RAIT Financial Trust (RAIT) is a real estate investment company. It owns over $2.3 billion in U.S. commercial real estate properties. But the company is a lender too. Its commercial real estate, mezzanine, preferred equity loans exceed $1.6 billion dollar. The company also manages two billion in real estate assets where it earns a property management fee. Unfortunate to its investors, RAIT ambitious operational scope has yet to translate to earnings.
Revenue increased in past three years by 12 percent. The company earned $324 million in 2015 compared to $247 million in 2013. The revenue composition is attributed to rental income (50 percent), interest income (30 percent), and the remaining income is fee-related. But the increase in revenue was artificial.
Debt obligations mushroomed by 66 percent. In 2014, RAIT carried $532 million of recourse debt obligations and $2.1 billion of nonrecourse loans for a total indebtedness of $2.6 billion. In 2015, it added both nonrecourse and rocourse loans for a total indebtedness of $3.4 billion.
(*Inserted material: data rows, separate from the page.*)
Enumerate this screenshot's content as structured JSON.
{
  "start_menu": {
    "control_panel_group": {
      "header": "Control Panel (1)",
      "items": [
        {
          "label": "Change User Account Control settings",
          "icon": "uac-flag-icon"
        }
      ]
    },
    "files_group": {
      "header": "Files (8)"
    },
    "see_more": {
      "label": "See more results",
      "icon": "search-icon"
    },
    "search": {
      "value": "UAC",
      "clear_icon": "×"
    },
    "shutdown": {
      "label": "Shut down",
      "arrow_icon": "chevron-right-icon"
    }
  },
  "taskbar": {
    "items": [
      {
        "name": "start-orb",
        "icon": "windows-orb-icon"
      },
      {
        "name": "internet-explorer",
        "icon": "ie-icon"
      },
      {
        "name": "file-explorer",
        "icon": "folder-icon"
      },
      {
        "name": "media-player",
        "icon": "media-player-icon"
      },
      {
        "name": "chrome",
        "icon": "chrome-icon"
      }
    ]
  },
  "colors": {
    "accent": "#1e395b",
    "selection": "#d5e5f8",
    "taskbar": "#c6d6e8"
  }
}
Increase in operating expenses followed. Compared to 2014, operating expenses increased by 40 percent. Notably, interest expense increased to $84.3 million, from $55.4 million. And real estate operating expense increased to $109 million from $81.6 million the year prior.
Net earnings are in the red. Between 2013 and 2015, the company generated a revenue of $860 million, operating expense was $770 million and non-operating expense was $514 million. This non-operating expense is related to change in fair value of its derivatives position. Specifically, CDO notes payable and trust preferred obligation market value. Between 2013 and 2015, the company exhibited a net loss of $424 million.
But against conventional wisdom, RAIT appetite, to acquire assets, remains. Compared to 2014, its real estate portfolio increased by $895 million, a 30 percent increase. Its real estate under management increased by $645 million, an increase of 50 percent. And its commercial real estate loan portfolio increased by $293 million, an increase of 25 percent.
Three reasons may explain this irrational corporate behavior. First, borrowing in a pygmy interest rate environment may have enticed the company to purchase real estate. Second, the company blindly followed a frenzy expectation from shareholders to increase both revenue and Funds from operations. And mild success was achieved as three of the six analysts researching the company are positive about its future, note Marcus Daley and Heather Anthony of Franklin Independent News Corp, a media company. Third, acting as a lender, an investor, and a manager would confuse anyone. It may be time for RAIT Financial to scale down.